An article in Salon extrapolates a reading of Darwin to challenge the current cultural basis towards ego-centricism.

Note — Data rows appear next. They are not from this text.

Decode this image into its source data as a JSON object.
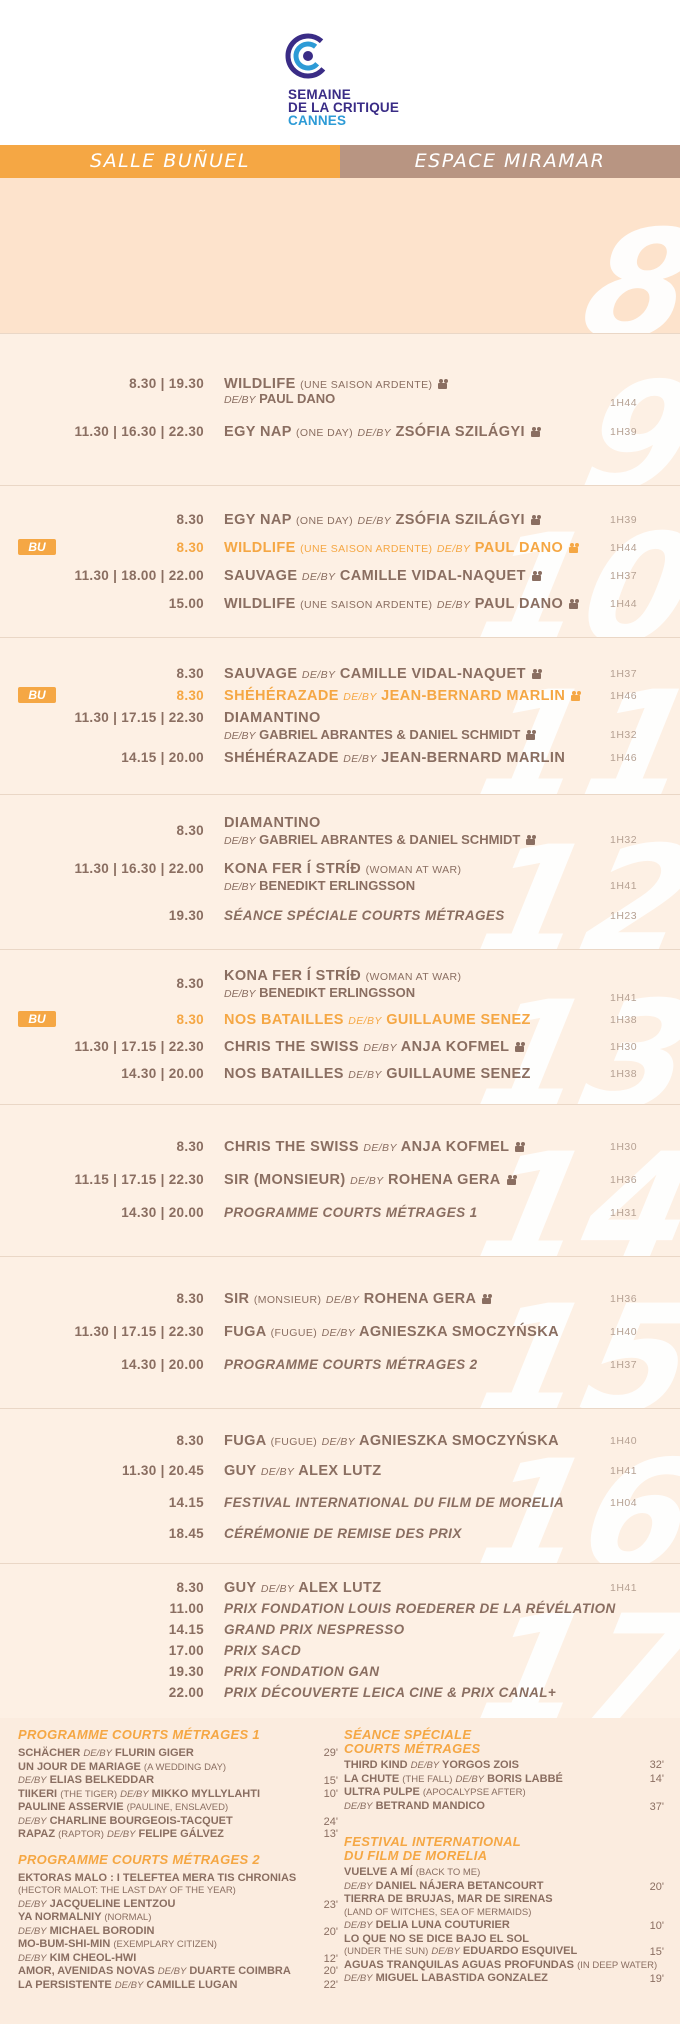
{
  "logo": {
    "line1": "SEMAINE",
    "line2": "DE LA CRITIQUE",
    "line3": "CANNES"
  },
  "tabs": {
    "left": "SALLE BUÑUEL",
    "right": "ESPACE MIRAMAR"
  },
  "colors": {
    "orange": "#f5a744",
    "brown": "#8a6e61",
    "tab_brown": "#b89582"
  },
  "days": [
    {
      "num": "8"
    },
    {
      "num": "9"
    },
    {
      "num": "10"
    },
    {
      "num": "11"
    },
    {
      "num": "12"
    },
    {
      "num": "13"
    },
    {
      "num": "14"
    },
    {
      "num": "15"
    },
    {
      "num": "16"
    },
    {
      "num": "17"
    }
  ],
  "rows": {
    "d9": [
      {
        "times": "8.30 | 19.30",
        "title": "WILDLIFE",
        "sub": "(UNE SAISON ARDENTE)",
        "by": "DE/BY",
        "director": "PAUL DANO",
        "dur": "1H44"
      },
      {
        "times": "11.30 | 16.30 | 22.30",
        "title": "EGY NAP",
        "sub": "(ONE DAY)",
        "by": "DE/BY",
        "director": "ZSÓFIA SZILÁGYI",
        "dur": "1H39"
      }
    ],
    "d10": [
      {
        "times": "8.30",
        "title": "EGY NAP",
        "sub": "(ONE DAY)",
        "by": "DE/BY",
        "director": "ZSÓFIA SZILÁGYI",
        "dur": "1H39"
      },
      {
        "badge": "BU",
        "times": "8.30",
        "title": "WILDLIFE",
        "sub": "(UNE SAISON ARDENTE)",
        "by": "DE/BY",
        "director": "PAUL DANO",
        "dur": "1H44"
      },
      {
        "times": "11.30 | 18.00 | 22.00",
        "title": "SAUVAGE",
        "by": "DE/BY",
        "director": "CAMILLE VIDAL-NAQUET",
        "dur": "1H37"
      },
      {
        "times": "15.00",
        "title": "WILDLIFE",
        "sub": "(UNE SAISON ARDENTE)",
        "by": "DE/BY",
        "director": "PAUL DANO",
        "dur": "1H44"
      }
    ],
    "d11": [
      {
        "times": "8.30",
        "title": "SAUVAGE",
        "by": "DE/BY",
        "director": "CAMILLE VIDAL-NAQUET",
        "dur": "1H37"
      },
      {
        "badge": "BU",
        "times": "8.30",
        "title": "SHÉHÉRAZADE",
        "by": "DE/BY",
        "director": "JEAN-BERNARD MARLIN",
        "dur": "1H46"
      },
      {
        "times": "11.30 | 17.15 | 22.30",
        "title": "DIAMANTINO",
        "by": "DE/BY",
        "director": "GABRIEL ABRANTES & DANIEL SCHMIDT",
        "dur": "1H32"
      },
      {
        "times": "14.15 | 20.00",
        "title": "SHÉHÉRAZADE",
        "by": "DE/BY",
        "director": "JEAN-BERNARD MARLIN",
        "dur": "1H46"
      }
    ],
    "d12": [
      {
        "times": "8.30",
        "title": "DIAMANTINO",
        "by": "DE/BY",
        "director": "GABRIEL ABRANTES & DANIEL SCHMIDT",
        "dur": "1H32"
      },
      {
        "times": "11.30 | 16.30 | 22.00",
        "title": "KONA FER Í STRÍÐ",
        "sub": "(WOMAN AT WAR)",
        "by": "DE/BY",
        "director": "BENEDIKT ERLINGSSON",
        "dur": "1H41"
      },
      {
        "times": "19.30",
        "title": "SÉANCE SPÉCIALE COURTS MÉTRAGES",
        "dur": "1H23"
      }
    ],
    "d13": [
      {
        "times": "8.30",
        "title": "KONA FER Í STRÍÐ",
        "sub": "(WOMAN AT WAR)",
        "by": "DE/BY",
        "director": "BENEDIKT ERLINGSSON",
        "dur": "1H41"
      },
      {
        "badge": "BU",
        "times": "8.30",
        "title": "NOS BATAILLES",
        "by": "DE/BY",
        "director": "GUILLAUME SENEZ",
        "dur": "1H38"
      },
      {
        "times": "11.30 | 17.15 | 22.30",
        "title": "CHRIS THE SWISS",
        "by": "DE/BY",
        "director": "ANJA KOFMEL",
        "dur": "1H30"
      },
      {
        "times": "14.30 | 20.00",
        "title": "NOS BATAILLES",
        "by": "DE/BY",
        "director": "GUILLAUME SENEZ",
        "dur": "1H38"
      }
    ],
    "d14": [
      {
        "times": "8.30",
        "title": "CHRIS THE SWISS",
        "by": "DE/BY",
        "director": "ANJA KOFMEL",
        "dur": "1H30"
      },
      {
        "times": "11.15 | 17.15 | 22.30",
        "title": "SIR",
        "sub": "(MONSIEUR)",
        "by": "DE/BY",
        "director": "ROHENA GERA",
        "dur": "1H36"
      },
      {
        "times": "14.30 | 20.00",
        "title": "PROGRAMME COURTS MÉTRAGES 1",
        "dur": "1H31"
      }
    ],
    "d15": [
      {
        "times": "8.30",
        "title": "SIR",
        "sub": "(MONSIEUR)",
        "by": "DE/BY",
        "director": "ROHENA GERA",
        "dur": "1H36"
      },
      {
        "times": "11.30 | 17.15 | 22.30",
        "title": "FUGA",
        "sub": "(FUGUE)",
        "by": "DE/BY",
        "director": "AGNIESZKA SMOCZYŃSKA",
        "dur": "1H40"
      },
      {
        "times": "14.30 | 20.00",
        "title": "PROGRAMME COURTS MÉTRAGES 2",
        "dur": "1H37"
      }
    ],
    "d16": [
      {
        "times": "8.30",
        "title": "FUGA",
        "sub": "(FUGUE)",
        "by": "DE/BY",
        "director": "AGNIESZKA SMOCZYŃSKA",
        "dur": "1H40"
      },
      {
        "times": "11.30 | 20.45",
        "title": "GUY",
        "by": "DE/BY",
        "director": "ALEX LUTZ",
        "dur": "1H41"
      },
      {
        "times": "14.15",
        "title": "FESTIVAL INTERNATIONAL DU FILM DE MORELIA",
        "dur": "1H04"
      },
      {
        "times": "18.45",
        "title": "CÉRÉMONIE DE REMISE DES PRIX"
      }
    ],
    "d17": [
      {
        "times": "8.30",
        "title": "GUY",
        "by": "DE/BY",
        "director": "ALEX LUTZ",
        "dur": "1H41"
      },
      {
        "times": "11.00",
        "title": "PRIX FONDATION LOUIS ROEDERER DE LA RÉVÉLATION"
      },
      {
        "times": "14.15",
        "title": "GRAND PRIX NESPRESSO"
      },
      {
        "times": "17.00",
        "title": "PRIX SACD"
      },
      {
        "times": "19.30",
        "title": "PRIX FONDATION GAN"
      },
      {
        "times": "22.00",
        "title": "PRIX DÉCOUVERTE LEICA CINE & PRIX CANAL+"
      }
    ]
  },
  "footer": {
    "pcm1": {
      "heading": "PROGRAMME COURTS MÉTRAGES 1",
      "items": [
        {
          "title": "SCHÄCHER",
          "by": "DE/BY",
          "director": "FLURIN GIGER",
          "dur": "29'"
        },
        {
          "title": "UN JOUR DE MARIAGE",
          "note": "(A WEDDING DAY)",
          "by": "DE/BY",
          "director": "ELIAS BELKEDDAR",
          "dur": "15'"
        },
        {
          "title": "TIIKERI",
          "note": "(THE TIGER)",
          "by": "DE/BY",
          "director": "MIKKO MYLLYLAHTI",
          "dur": "10'"
        },
        {
          "title": "PAULINE ASSERVIE",
          "note": "(PAULINE, ENSLAVED)",
          "by": "DE/BY",
          "director": "CHARLINE BOURGEOIS-TACQUET",
          "dur": "24'"
        },
        {
          "title": "RAPAZ",
          "note": "(RAPTOR)",
          "by": "DE/BY",
          "director": "FELIPE GÁLVEZ",
          "dur": "13'"
        }
      ]
    },
    "pcm2": {
      "heading": "PROGRAMME COURTS MÉTRAGES 2",
      "items": [
        {
          "title": "EKTORAS MALO : I TELEFTEA MERA TIS CHRONIAS",
          "note": "(HECTOR MALOT: THE LAST DAY OF THE YEAR)",
          "by": "DE/BY",
          "director": "JACQUELINE LENTZOU",
          "dur": "23'"
        },
        {
          "title": "YA NORMALNIY",
          "note": "(NORMAL)",
          "by": "DE/BY",
          "director": "MICHAEL BORODIN",
          "dur": "20'"
        },
        {
          "title": "MO-BUM-SHI-MIN",
          "note": "(EXEMPLARY CITIZEN)",
          "by": "DE/BY",
          "director": "KIM CHEOL-HWI",
          "dur": "12'"
        },
        {
          "title": "AMOR, AVENIDAS NOVAS",
          "by": "DE/BY",
          "director": "DUARTE COIMBRA",
          "dur": "20'"
        },
        {
          "title": "LA PERSISTENTE",
          "by": "DE/BY",
          "director": "CAMILLE LUGAN",
          "dur": "22'"
        }
      ]
    },
    "special": {
      "heading1": "SÉANCE SPÉCIALE",
      "heading2": "COURTS MÉTRAGES",
      "items": [
        {
          "title": "THIRD KIND",
          "by": "DE/BY",
          "director": "YORGOS ZOIS",
          "dur": "32'"
        },
        {
          "title": "LA CHUTE",
          "note": "(THE FALL)",
          "by": "DE/BY",
          "director": "BORIS LABBÉ",
          "dur": "14'"
        },
        {
          "title": "ULTRA PULPE",
          "note": "(APOCALYPSE AFTER)",
          "by": "DE/BY",
          "director": "BETRAND MANDICO",
          "dur": "37'"
        }
      ]
    },
    "morelia": {
      "heading1": "FESTIVAL INTERNATIONAL",
      "heading2": "DU FILM DE MORELIA",
      "items": [
        {
          "title": "VUELVE A MÍ",
          "note": "(BACK TO ME)",
          "by": "DE/BY",
          "director": "DANIEL NÁJERA BETANCOURT",
          "dur": "20'"
        },
        {
          "title": "TIERRA DE BRUJAS, MAR DE SIRENAS",
          "note": "(LAND OF WITCHES, SEA OF MERMAIDS)",
          "by": "DE/BY",
          "director": "DELIA LUNA COUTURIER",
          "dur": "10'"
        },
        {
          "title": "LO QUE NO SE DICE BAJO EL SOL",
          "note": "(UNDER THE SUN)",
          "by": "DE/BY",
          "director": "EDUARDO ESQUIVEL",
          "dur": "15'"
        },
        {
          "title": "AGUAS TRANQUILAS AGUAS PROFUNDAS",
          "note": "(IN DEEP WATER)",
          "by": "DE/BY",
          "director": "MIGUEL LABASTIDA GONZALEZ",
          "dur": "19'"
        }
      ]
    }
  }
}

Declaring that your mind doesn’t have a head honcho can be scary. It violates your sense of self, your sense that you’re an individual. Seeing yourself as a conglomerate of self-interested imps rather than a clear-headed captain of your own fate can leave you feeling disoriented. Where’s your compass? How do you know which way to go?If you think it’s scary to fire your own mental guy or gal in charge, think what it must have been like for Charles Darwin, the hero of the story to come, who suggested that no chief executive is needed to explain the formation of species, including the species to which we humans belong, homo sapiens, otherwise known as “knowing man.”You probably know the core of Darwin’s theory, but I’ll review it here to set the stage for what’s to come. I won’t go into details about evolutionary biology. My aim will simply be to lay out Darwin’s theory as a general model for the kind of cognitive theory I wish to propose for mental function.Darwin and the DeityCharles Darwin was born in 1809 into an affluent British family. His grandfather was Erasmus Darwin, a well-known thinker and physician in his day.